Yesterday, a big white van driven by a young disturbed man ripped through a crowd of innocent people on Barcelona’s iconic thoroughfare, La Rambla. Of the 14 dead five were children. The injured, more than 100 of them, hailed from 35 different countries. Many were there for pleasure, strolling the “only street” that the late Spanish poet Federico García Lorca “wished would never end”; instead they found pain and horror.
The victims were in the wrong place at the wrong time on a sad day in a twisted world. Their pain is our pain, for their fate could just as easily have been ours.
As a long-time Barcelona resident, I hope the city I love can find the resolve to bounce back. Its residents are resilient and I’m sure they will provide refuge and warmth to those who need it.
As shocking, senseless and brutal as yesterday’s attack was, it did not come out of the blue. As one of Europe’s most popular tourist destinations, Barcelona has been near the top of the list of prime terrorist targets for years. Catalonia has also served as an important operational base for previous attacks in Europe. The terrorists knew that a well orchestrated strike against one of the city’s iconic symbols would have the potential to disrupt its vital tourist industry — an industry that has grown so big, so fast that it recently became the biggest cause for concern among local residents.
Now, the people of Barcelona and Catalonia have a more immediate concern: guarding against future attacks from an enemy that is as ruthless as it is resourceful — and what’s more, against a backdrop of heightened political uncertainty as Catalonia prepares for a referendum on national independence that is forbidden by the central government in Madrid.

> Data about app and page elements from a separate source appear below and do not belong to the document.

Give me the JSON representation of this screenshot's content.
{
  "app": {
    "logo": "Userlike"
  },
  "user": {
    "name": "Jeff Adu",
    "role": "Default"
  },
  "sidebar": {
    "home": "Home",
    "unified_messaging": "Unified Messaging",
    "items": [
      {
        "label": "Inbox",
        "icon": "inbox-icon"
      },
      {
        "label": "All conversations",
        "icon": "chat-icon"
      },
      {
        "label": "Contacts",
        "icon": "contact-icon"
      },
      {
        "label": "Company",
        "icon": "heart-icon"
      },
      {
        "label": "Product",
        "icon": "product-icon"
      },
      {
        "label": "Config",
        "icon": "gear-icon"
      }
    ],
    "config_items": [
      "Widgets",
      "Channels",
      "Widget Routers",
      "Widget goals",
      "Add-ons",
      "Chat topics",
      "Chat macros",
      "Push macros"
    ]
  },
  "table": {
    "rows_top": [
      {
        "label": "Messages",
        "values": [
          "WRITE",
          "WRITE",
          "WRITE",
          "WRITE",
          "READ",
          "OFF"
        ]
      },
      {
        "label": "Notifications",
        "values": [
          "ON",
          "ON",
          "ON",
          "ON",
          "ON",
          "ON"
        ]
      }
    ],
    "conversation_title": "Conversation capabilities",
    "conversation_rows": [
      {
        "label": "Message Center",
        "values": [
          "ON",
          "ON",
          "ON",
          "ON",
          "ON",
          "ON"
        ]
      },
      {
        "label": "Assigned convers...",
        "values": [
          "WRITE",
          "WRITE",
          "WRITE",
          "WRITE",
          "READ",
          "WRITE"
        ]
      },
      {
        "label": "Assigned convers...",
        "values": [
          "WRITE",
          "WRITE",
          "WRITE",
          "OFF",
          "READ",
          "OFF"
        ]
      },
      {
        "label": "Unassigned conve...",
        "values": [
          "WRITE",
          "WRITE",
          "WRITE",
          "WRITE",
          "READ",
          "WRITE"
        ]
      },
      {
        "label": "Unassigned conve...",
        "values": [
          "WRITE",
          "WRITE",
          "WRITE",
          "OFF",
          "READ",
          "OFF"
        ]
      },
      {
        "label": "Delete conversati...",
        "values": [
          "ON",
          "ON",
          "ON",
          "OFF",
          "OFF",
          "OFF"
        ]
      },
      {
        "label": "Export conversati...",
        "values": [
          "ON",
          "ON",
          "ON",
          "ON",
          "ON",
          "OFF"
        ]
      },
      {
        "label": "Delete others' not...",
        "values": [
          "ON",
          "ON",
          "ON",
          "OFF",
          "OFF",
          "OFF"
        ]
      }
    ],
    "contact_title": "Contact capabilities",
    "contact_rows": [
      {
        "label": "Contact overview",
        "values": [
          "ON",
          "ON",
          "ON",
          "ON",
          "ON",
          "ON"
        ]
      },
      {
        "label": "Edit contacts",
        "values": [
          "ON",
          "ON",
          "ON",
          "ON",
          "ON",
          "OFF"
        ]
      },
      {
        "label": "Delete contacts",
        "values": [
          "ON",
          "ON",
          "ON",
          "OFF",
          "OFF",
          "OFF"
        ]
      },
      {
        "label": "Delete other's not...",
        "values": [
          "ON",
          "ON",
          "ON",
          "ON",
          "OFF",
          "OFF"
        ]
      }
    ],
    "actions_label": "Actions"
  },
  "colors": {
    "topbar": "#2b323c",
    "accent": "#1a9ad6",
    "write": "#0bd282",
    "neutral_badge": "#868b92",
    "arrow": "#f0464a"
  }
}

As always happens after a terrorist attack, there will be a temptation among both leaders and the led to seek revenge and hit out blindly, just as the French government did against the people of Syria after its recent wave of terrorist attacks. One can only hope that the urge can be resisted, for this spiral of indiscriminate violence and hatred, whose primary victims have been the people of the Middle East, must end at some point.